Take the entries below and print all of them exactly, please.

TASK MATERIAL -
────────────────────────────────────────
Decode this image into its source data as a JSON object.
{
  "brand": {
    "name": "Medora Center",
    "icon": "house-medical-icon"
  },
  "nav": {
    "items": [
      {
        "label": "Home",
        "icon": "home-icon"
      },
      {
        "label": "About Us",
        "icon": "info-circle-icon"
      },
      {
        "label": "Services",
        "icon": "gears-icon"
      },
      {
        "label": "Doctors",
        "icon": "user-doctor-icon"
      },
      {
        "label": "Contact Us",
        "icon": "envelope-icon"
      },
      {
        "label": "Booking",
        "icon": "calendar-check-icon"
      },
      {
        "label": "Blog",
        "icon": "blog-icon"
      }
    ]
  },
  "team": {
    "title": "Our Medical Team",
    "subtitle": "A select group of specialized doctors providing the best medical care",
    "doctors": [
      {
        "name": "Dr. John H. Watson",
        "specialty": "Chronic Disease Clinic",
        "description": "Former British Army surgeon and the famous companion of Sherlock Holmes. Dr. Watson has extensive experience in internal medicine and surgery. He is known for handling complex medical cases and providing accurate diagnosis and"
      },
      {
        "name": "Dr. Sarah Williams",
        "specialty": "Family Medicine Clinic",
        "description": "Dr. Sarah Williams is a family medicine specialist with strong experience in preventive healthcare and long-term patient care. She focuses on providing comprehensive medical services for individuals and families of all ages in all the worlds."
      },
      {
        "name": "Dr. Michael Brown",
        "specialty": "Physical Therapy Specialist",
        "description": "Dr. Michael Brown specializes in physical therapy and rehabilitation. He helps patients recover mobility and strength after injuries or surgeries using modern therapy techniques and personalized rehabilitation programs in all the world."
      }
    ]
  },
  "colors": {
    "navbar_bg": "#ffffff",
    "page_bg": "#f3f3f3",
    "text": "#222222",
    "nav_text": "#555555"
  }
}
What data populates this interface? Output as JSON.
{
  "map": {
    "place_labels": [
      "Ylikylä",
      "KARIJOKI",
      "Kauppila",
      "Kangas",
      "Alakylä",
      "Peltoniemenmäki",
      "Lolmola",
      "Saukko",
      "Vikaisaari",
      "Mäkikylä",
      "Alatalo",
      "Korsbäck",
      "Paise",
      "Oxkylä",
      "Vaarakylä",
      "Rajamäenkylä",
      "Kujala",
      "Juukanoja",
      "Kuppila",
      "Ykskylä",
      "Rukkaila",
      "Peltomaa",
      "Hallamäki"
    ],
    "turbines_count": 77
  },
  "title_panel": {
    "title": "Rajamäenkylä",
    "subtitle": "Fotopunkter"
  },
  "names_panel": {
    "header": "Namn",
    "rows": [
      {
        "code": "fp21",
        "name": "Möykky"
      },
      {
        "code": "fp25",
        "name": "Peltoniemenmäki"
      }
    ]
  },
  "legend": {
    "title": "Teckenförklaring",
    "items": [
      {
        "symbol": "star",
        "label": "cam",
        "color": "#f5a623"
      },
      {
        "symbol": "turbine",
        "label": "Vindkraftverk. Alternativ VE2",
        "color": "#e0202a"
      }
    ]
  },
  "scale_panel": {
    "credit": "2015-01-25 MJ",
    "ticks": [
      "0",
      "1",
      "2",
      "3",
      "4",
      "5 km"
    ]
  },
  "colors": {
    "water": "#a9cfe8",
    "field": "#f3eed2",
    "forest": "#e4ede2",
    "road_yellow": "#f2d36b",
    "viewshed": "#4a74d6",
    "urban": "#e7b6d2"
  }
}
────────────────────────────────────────
EXERCISE ANSWER -
Decode this image into its source data as a JSON object.
{
  "brand": {
    "name": "Medora Center",
    "icon": "house-medical-icon"
  },
  "nav": {
    "items": [
      {
        "label": "Home",
        "icon": "home-icon"
      },
      {
        "label": "About Us",
        "icon": "info-circle-icon"
      },
      {
        "label": "Services",
        "icon": "gears-icon"
      },
      {
        "label": "Doctors",
        "icon": "user-doctor-icon"
      },
      {
        "label": "Contact Us",
        "icon": "envelope-icon"
      },
      {
        "label": "Booking",
        "icon": "calendar-check-icon"
      },
      {
        "label": "Blog",
        "icon": "blog-icon"
      }
    ]
  },
  "team": {
    "title": "Our Medical Team",
    "subtitle": "A select group of specialized doctors providing the best medical care",
    "doctors": [
      {
        "name": "Dr. John H. Watson",
        "specialty": "Chronic Disease Clinic",
        "description": "Former British Army surgeon and the famous companion of Sherlock Holmes. Dr. Watson has extensive experience in internal medicine and surgery. He is known for handling complex medical cases and providing accurate diagnosis and"
      },
      {
        "name": "Dr. Sarah Williams",
        "specialty": "Family Medicine Clinic",
        "description": "Dr. Sarah Williams is a family medicine specialist with strong experience in preventive healthcare and long-term patient care. She focuses on providing comprehensive medical services for individuals and families of all ages in all the worlds."
      },
      {
        "name": "Dr. Michael Brown",
        "specialty": "Physical Therapy Specialist",
        "description": "Dr. Michael Brown specializes in physical therapy and rehabilitation. He helps patients recover mobility and strength after injuries or surgeries using modern therapy techniques and personalized rehabilitation programs in all the world."
      }
    ]
  },
  "colors": {
    "navbar_bg": "#ffffff",
    "page_bg": "#f3f3f3",
    "text": "#222222",
    "nav_text": "#555555"
  }
}
What data populates this interface? Output as JSON.
{
  "map": {
    "place_labels": [
      "Ylikylä",
      "KARIJOKI",
      "Kauppila",
      "Kangas",
      "Alakylä",
      "Peltoniemenmäki",
      "Lolmola",
      "Saukko",
      "Vikaisaari",
      "Mäkikylä",
      "Alatalo",
      "Korsbäck",
      "Paise",
      "Oxkylä",
      "Vaarakylä",
      "Rajamäenkylä",
      "Kujala",
      "Juukanoja",
      "Kuppila",
      "Ykskylä",
      "Rukkaila",
      "Peltomaa",
      "Hallamäki"
    ],
    "turbines_count": 77
  },
  "title_panel": {
    "title": "Rajamäenkylä",
    "subtitle": "Fotopunkter"
  },
  "names_panel": {
    "header": "Namn",
    "rows": [
      {
        "code": "fp21",
        "name": "Möykky"
      },
      {
        "code": "fp25",
        "name": "Peltoniemenmäki"
      }
    ]
  },
  "legend": {
    "title": "Teckenförklaring",
    "items": [
      {
        "symbol": "star",
        "label": "cam",
        "color": "#f5a623"
      },
      {
        "symbol": "turbine",
        "label": "Vindkraftverk. Alternativ VE2",
        "color": "#e0202a"
      }
    ]
  },
  "scale_panel": {
    "credit": "2015-01-25 MJ",
    "ticks": [
      "0",
      "1",
      "2",
      "3",
      "4",
      "5 km"
    ]
  },
  "colors": {
    "water": "#a9cfe8",
    "field": "#f3eed2",
    "forest": "#e4ede2",
    "road_yellow": "#f2d36b",
    "viewshed": "#4a74d6",
    "urban": "#e7b6d2"
  }
}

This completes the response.